A Common Stream
Reporter Austin Dilley learns the value of SDA after speaking to alumni who returned to campus to paint tiles for the new building.
April 7, 2017
The destruction of senior court was for some a melancholy signal of the ushering in of a new generation of the Academy and for others it was just another cog on the wheel of time, an inevitable inconvenience of success and modernization. However, for senior Kelly Luong, a current member of the art leadership class, a course which puts students in mentorship with a teacher to help promote the arts across campus, saw it as a chance to “keep the culture of San Dieguito alive by tying us in with our past, our alumni.”.
Hundreds of tiles and nearly a decade of SDA history was lost when senior court was torn down to make room for the new science and math building. Luong hoped to give back to those students who lost their mark on the campus and let them paint a new set of tile that would serve to help give life to the new building that she viewed as an uglier replacement for senior court.
Her event started as mainly targeting the classes whose senior tiles were lost during the construction, mainly 2006-2010; however the event ended up seeing a much larger turnout with students as far back as the 70s and more recent alums bringing their young kids who they hoped one day would attend the same school as them. Luong wanted to create a physical representation of SDA and its prolonged and lasting effects on its students, a current, from the past to know.
The idea came to her while reading one of the books from the Percy Jackson series: “I came across the part about the river Lethe, that when you drink it you are reborn and your memories are wiped away and I thought that could be a really cool image if we did a river of memories but since it’s embedded into the wall it could never be forgotten.” The tiles will take the shape of a river representing a common current between the past alumni and the students of today.
Speaking to some of the alumni who were painting they’re new tiles, it quickly becomes apparent how impossible it could be to ever forget SDA and its effect it has on its students. One of the students from the very first graduating class of the Academy in 2000, Steve Straw, proudly reminisced about being the first student ever suspended from the Academy and switching places with the principal as a reward for a school fundraiser.

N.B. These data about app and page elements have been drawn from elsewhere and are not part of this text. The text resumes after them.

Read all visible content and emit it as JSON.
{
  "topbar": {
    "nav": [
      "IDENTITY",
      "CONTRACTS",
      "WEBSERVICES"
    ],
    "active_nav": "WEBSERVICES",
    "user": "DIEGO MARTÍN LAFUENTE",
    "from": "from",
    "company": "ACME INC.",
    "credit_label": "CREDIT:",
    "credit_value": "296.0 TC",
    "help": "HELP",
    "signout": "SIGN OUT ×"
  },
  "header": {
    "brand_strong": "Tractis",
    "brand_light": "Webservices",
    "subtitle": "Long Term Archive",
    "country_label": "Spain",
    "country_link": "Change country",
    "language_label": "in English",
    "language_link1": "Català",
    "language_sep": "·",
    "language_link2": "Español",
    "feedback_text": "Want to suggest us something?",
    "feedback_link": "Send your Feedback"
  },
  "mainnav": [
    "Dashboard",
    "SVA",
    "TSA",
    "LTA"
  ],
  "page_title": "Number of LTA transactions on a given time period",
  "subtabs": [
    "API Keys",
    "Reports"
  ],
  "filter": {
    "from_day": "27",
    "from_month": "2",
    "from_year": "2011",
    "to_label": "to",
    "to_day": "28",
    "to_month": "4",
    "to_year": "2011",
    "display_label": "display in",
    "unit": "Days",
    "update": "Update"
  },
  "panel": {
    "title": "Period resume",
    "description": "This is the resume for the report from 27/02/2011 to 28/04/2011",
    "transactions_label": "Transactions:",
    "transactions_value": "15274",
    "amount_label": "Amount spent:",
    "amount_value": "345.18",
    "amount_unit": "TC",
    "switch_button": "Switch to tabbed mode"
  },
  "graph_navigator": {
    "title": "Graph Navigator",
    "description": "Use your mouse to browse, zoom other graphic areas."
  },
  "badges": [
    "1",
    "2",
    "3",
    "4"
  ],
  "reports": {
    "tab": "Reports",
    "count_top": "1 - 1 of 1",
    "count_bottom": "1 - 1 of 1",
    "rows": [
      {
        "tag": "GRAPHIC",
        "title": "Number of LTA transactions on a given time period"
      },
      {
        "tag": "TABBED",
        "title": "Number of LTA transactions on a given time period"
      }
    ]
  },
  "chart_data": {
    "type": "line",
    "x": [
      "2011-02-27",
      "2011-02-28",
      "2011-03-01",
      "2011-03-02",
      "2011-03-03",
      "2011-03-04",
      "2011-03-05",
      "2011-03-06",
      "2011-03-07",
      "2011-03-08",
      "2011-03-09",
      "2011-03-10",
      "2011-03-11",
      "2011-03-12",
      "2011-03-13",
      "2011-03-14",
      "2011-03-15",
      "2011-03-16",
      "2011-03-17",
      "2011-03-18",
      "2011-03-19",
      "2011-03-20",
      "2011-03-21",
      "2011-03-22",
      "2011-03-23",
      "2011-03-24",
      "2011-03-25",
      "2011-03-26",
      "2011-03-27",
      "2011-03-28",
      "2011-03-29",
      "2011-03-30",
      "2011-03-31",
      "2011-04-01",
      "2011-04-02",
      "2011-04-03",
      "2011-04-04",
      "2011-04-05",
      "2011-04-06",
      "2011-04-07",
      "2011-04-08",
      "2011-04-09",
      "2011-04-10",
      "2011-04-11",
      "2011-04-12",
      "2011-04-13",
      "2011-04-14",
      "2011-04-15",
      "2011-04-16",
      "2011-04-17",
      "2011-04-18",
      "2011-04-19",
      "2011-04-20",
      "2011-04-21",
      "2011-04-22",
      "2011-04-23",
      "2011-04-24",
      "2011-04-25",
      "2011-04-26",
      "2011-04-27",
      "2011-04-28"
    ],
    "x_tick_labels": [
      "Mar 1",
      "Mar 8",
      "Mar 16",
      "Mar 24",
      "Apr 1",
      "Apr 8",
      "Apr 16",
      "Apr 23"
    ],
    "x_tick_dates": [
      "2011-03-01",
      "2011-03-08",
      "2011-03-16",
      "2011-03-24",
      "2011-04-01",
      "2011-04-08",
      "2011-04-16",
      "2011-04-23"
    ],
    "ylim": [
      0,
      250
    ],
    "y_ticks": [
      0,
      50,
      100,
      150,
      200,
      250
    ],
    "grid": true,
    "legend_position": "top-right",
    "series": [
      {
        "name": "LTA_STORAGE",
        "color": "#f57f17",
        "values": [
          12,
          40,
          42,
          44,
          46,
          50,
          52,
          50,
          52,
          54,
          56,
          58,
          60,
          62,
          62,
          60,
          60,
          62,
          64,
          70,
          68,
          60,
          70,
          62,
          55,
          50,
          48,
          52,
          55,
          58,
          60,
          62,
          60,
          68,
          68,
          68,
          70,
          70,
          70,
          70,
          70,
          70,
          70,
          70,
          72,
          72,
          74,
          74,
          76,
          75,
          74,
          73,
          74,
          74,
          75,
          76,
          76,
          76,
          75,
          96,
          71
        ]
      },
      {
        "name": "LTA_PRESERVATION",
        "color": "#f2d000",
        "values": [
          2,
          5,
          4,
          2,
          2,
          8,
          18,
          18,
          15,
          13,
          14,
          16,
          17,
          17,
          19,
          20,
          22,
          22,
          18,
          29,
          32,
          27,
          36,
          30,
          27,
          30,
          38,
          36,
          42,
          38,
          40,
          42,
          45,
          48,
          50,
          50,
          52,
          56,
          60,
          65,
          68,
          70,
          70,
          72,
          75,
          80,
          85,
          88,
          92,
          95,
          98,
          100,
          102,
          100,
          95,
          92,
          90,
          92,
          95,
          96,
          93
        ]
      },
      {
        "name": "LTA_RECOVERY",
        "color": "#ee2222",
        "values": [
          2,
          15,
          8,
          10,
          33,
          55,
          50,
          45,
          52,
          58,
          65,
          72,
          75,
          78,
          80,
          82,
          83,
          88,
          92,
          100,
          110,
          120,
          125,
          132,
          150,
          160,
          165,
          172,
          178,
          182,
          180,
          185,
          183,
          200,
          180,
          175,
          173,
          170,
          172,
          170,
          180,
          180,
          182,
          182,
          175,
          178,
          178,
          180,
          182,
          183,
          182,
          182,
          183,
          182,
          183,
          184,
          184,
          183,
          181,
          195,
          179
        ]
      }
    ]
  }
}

As I spoke with him about his memories of this school and his four years here it was obvious the profound affect this place had on him. Even now nearly 20 years on, his eyes lit up with a youthful joy when he spoke about his memories of his time here at SDA. Yet despite his fond memories he still wouldn’t want to relive those days. “The four years I had here where the best of my life, they made me who I am today, yet, I would never want to redo them.”
That seemed to be a common thread amongst all the alums I spoke to. That SDA had truly become an extremely impactful part of their life. For Gidgett Sschultz, class of 2007, SDA was the school where “the artsy kids were allowed to be cool.”
There did seem to be one common theme about the memories of the alums time here: it was the teachers. For Straw it was memories of Tim Roberts’s freshman English class where he would play an MTV recording of the Beastie Boys singing “Sabotage” and analyzing the lyrics as if it were a Shakespearean sonnet.
For Schultz it was memories of doing a synchronized dance routine to “Me and My Shadow” with Bryan Scott, a now retired history teacher. SDA spirit comes from “teachers who actually care about their students and are passionate about their jobs,” Schultz said.
When I asked Schultz’s table, all 2007 graduates, if the teachers were the heart of soul of the SDA environment, I was met with a unanimous “yes” and a chorus of “definitely.” Every alumni I talked to shared that theme that the teachers are what make SDA, that their time and dedication are what keeps the spirit, the current, of SDA always fresh and always flowing upstream.
Luong set out to create a tangible representation of SDA culture, a stream that connects our past with our present, an ever-changing student body that has one thing it can rely on: passionate and inspiring teachers. Yet, she created something much greater than that. She not only managed to create a beautiful physical representation of the SDA culture and history, she managed to also create a link between past and future members of our school.
Reminiscing on my own four years and my fears for the future of SDA, I can’t help but be comforted by the words of Schultz, the bubbly, still passionate, San Dieguito alumna who graduated nearly a decade ago: “Enjoy and savor every moment. There is no other place in the world like this. Still 10 years on I still feel like here is my home.”
That is what makes SDA so special, that there is nowhere else in the world quite like it.